▽

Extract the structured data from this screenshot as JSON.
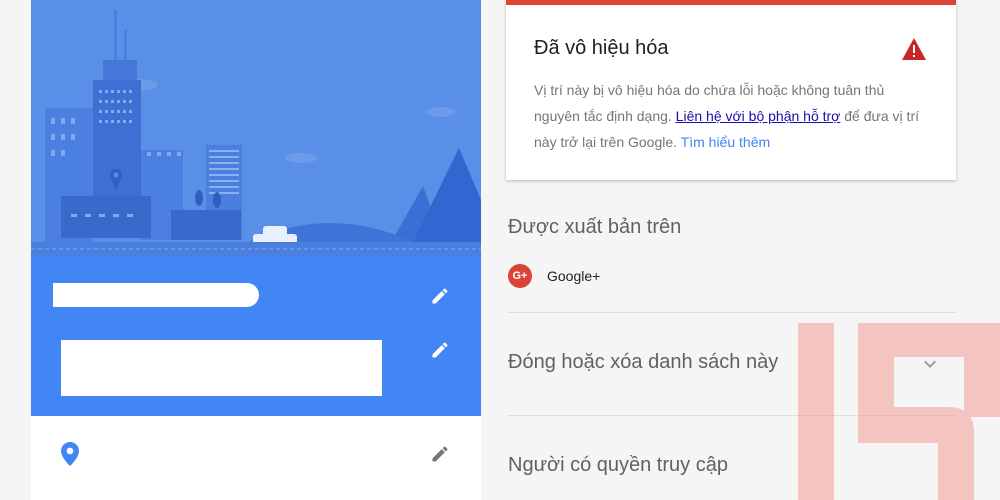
{
  "listing_card": {
    "name_redacted": true,
    "address_redacted": true
  },
  "alert": {
    "title": "Đã vô hiệu hóa",
    "body_prefix": "Vị trí này bị vô hiệu hóa do chứa lỗi hoặc không tuân thủ nguyên tắc định dạng. ",
    "support_link": "Liên hệ với bộ phận hỗ trợ",
    "body_suffix": " để đưa vị trí này trở lại trên Google. ",
    "learn_more_link": "Tìm hiểu thêm",
    "accent_color": "#db4437"
  },
  "published": {
    "title": "Được xuất bản trên",
    "platform_label": "Google+",
    "platform_icon": "G+"
  },
  "close_section": {
    "title": "Đóng hoặc xóa danh sách này",
    "icon": "chevron-down-icon"
  },
  "access_section": {
    "title": "Người có quyền truy cập"
  },
  "colors": {
    "primary_blue": "#4285f4",
    "hero_blue": "#5a8fe8",
    "alert_red": "#db4437"
  }
}
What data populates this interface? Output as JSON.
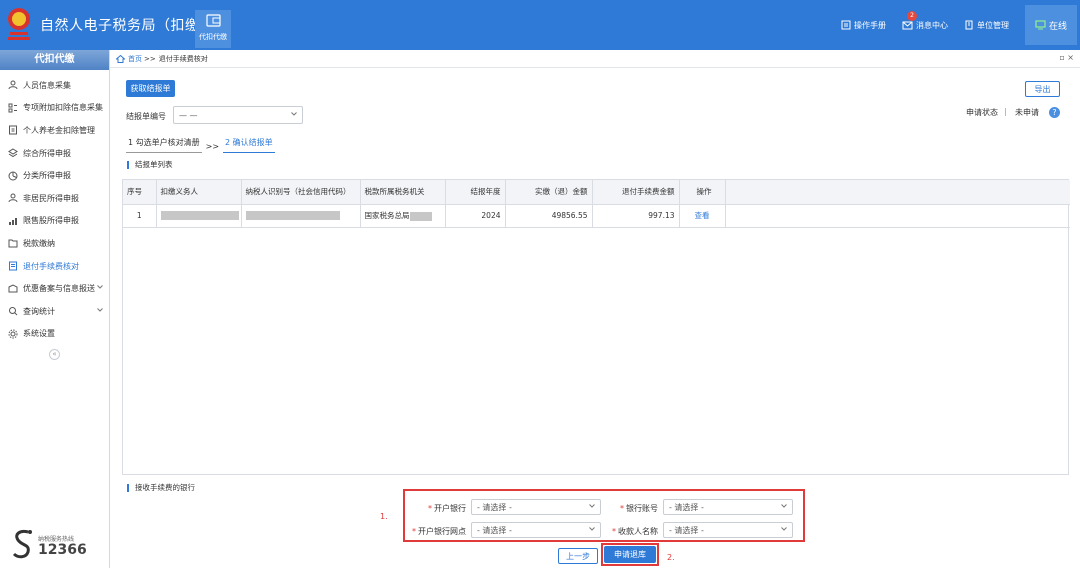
{
  "app": {
    "title": "自然人电子税务局（扣缴端）",
    "module_tab": "代扣代缴"
  },
  "header_right": {
    "manual": "操作手册",
    "messages": "消息中心",
    "messages_badge": "2",
    "unit_mgmt": "单位管理",
    "online": "在线"
  },
  "sidebar": {
    "title": "代扣代缴",
    "items": [
      {
        "label": "人员信息采集",
        "icon": "person-icon"
      },
      {
        "label": "专项附加扣除信息采集",
        "icon": "list-icon"
      },
      {
        "label": "个人养老金扣除管理",
        "icon": "pension-icon"
      },
      {
        "label": "综合所得申报",
        "icon": "layers-icon"
      },
      {
        "label": "分类所得申报",
        "icon": "pie-icon"
      },
      {
        "label": "非居民所得申报",
        "icon": "person-icon"
      },
      {
        "label": "限售股所得申报",
        "icon": "bar-chart-icon"
      },
      {
        "label": "税款缴纳",
        "icon": "folder-icon"
      },
      {
        "label": "退付手续费核对",
        "icon": "document-icon",
        "active": true
      },
      {
        "label": "优惠备案与信息报送",
        "icon": "chevron-down-icon"
      },
      {
        "label": "查询统计",
        "icon": "search-icon"
      },
      {
        "label": "系统设置",
        "icon": "gear-icon"
      }
    ],
    "hotline_label": "纳税服务热线",
    "hotline_number": "12366"
  },
  "breadcrumb": {
    "home": "首页",
    "sep": ">>",
    "current": "退付手续费核对"
  },
  "toolbar": {
    "fetch_button": "获取结报单",
    "export_button": "导出",
    "report_no_label": "结报单编号",
    "report_no_value": "— —",
    "status_label": "申请状态",
    "status_sep": "|",
    "status_value": "未申请",
    "help": "?"
  },
  "steps": {
    "step1": "1 勾选单户核对清册",
    "sep": ">>",
    "step2": "2 确认结报单"
  },
  "list_section_title": "结报单列表",
  "table": {
    "headers": [
      "序号",
      "扣缴义务人",
      "纳税人识别号（社会信用代码）",
      "税款所属税务机关",
      "结报年度",
      "实缴（退）金额",
      "退付手续费金额",
      "操作"
    ],
    "rows": [
      {
        "index": "1",
        "agent": "",
        "tax_id": "",
        "authority": "国家税务总局",
        "year": "2024",
        "paid_amount": "49856.55",
        "refund_fee": "997.13",
        "action": "查看"
      }
    ]
  },
  "bank_section_title": "接收手续费的银行",
  "bank_form": {
    "bank_label": "开户银行",
    "account_label": "银行账号",
    "branch_label": "开户银行网点",
    "payee_label": "收款人名称",
    "placeholder": "- 请选择 -",
    "required_mark": "*"
  },
  "annotations": {
    "box1": "1.",
    "box2": "2."
  },
  "footer_buttons": {
    "prev": "上一步",
    "submit": "申请退库"
  }
}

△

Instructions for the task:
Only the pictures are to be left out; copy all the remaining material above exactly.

Answer to the problem:
Extract the structured data from this screenshot as JSON.
{
  "listing_card": {
    "name_redacted": true,
    "address_redacted": true
  },
  "alert": {
    "title": "Đã vô hiệu hóa",
    "body_prefix": "Vị trí này bị vô hiệu hóa do chứa lỗi hoặc không tuân thủ nguyên tắc định dạng. ",
    "support_link": "Liên hệ với bộ phận hỗ trợ",
    "body_suffix": " để đưa vị trí này trở lại trên Google. ",
    "learn_more_link": "Tìm hiểu thêm",
    "accent_color": "#db4437"
  },
  "published": {
    "title": "Được xuất bản trên",
    "platform_label": "Google+",
    "platform_icon": "G+"
  },
  "close_section": {
    "title": "Đóng hoặc xóa danh sách này",
    "icon": "chevron-down-icon"
  },
  "access_section": {
    "title": "Người có quyền truy cập"
  },
  "colors": {
    "primary_blue": "#4285f4",
    "hero_blue": "#5a8fe8",
    "alert_red": "#db4437"
  }
}
What data populates this interface? Output as JSON.
{
  "app": {
    "title": "自然人电子税务局（扣缴端）",
    "module_tab": "代扣代缴"
  },
  "header_right": {
    "manual": "操作手册",
    "messages": "消息中心",
    "messages_badge": "2",
    "unit_mgmt": "单位管理",
    "online": "在线"
  },
  "sidebar": {
    "title": "代扣代缴",
    "items": [
      {
        "label": "人员信息采集",
        "icon": "person-icon"
      },
      {
        "label": "专项附加扣除信息采集",
        "icon": "list-icon"
      },
      {
        "label": "个人养老金扣除管理",
        "icon": "pension-icon"
      },
      {
        "label": "综合所得申报",
        "icon": "layers-icon"
      },
      {
        "label": "分类所得申报",
        "icon": "pie-icon"
      },
      {
        "label": "非居民所得申报",
        "icon": "person-icon"
      },
      {
        "label": "限售股所得申报",
        "icon": "bar-chart-icon"
      },
      {
        "label": "税款缴纳",
        "icon": "folder-icon"
      },
      {
        "label": "退付手续费核对",
        "icon": "document-icon",
        "active": true
      },
      {
        "label": "优惠备案与信息报送",
        "icon": "chevron-down-icon"
      },
      {
        "label": "查询统计",
        "icon": "search-icon"
      },
      {
        "label": "系统设置",
        "icon": "gear-icon"
      }
    ],
    "hotline_label": "纳税服务热线",
    "hotline_number": "12366"
  },
  "breadcrumb": {
    "home": "首页",
    "sep": ">>",
    "current": "退付手续费核对"
  },
  "toolbar": {
    "fetch_button": "获取结报单",
    "export_button": "导出",
    "report_no_label": "结报单编号",
    "report_no_value": "— —",
    "status_label": "申请状态",
    "status_sep": "|",
    "status_value": "未申请",
    "help": "?"
  },
  "steps": {
    "step1": "1 勾选单户核对清册",
    "sep": ">>",
    "step2": "2 确认结报单"
  },
  "list_section_title": "结报单列表",
  "table": {
    "headers": [
      "序号",
      "扣缴义务人",
      "纳税人识别号（社会信用代码）",
      "税款所属税务机关",
      "结报年度",
      "实缴（退）金额",
      "退付手续费金额",
      "操作"
    ],
    "rows": [
      {
        "index": "1",
        "agent": "",
        "tax_id": "",
        "authority": "国家税务总局",
        "year": "2024",
        "paid_amount": "49856.55",
        "refund_fee": "997.13",
        "action": "查看"
      }
    ]
  },
  "bank_section_title": "接收手续费的银行",
  "bank_form": {
    "bank_label": "开户银行",
    "account_label": "银行账号",
    "branch_label": "开户银行网点",
    "payee_label": "收款人名称",
    "placeholder": "- 请选择 -",
    "required_mark": "*"
  },
  "annotations": {
    "box1": "1.",
    "box2": "2."
  },
  "footer_buttons": {
    "prev": "上一步",
    "submit": "申请退库"
  }
}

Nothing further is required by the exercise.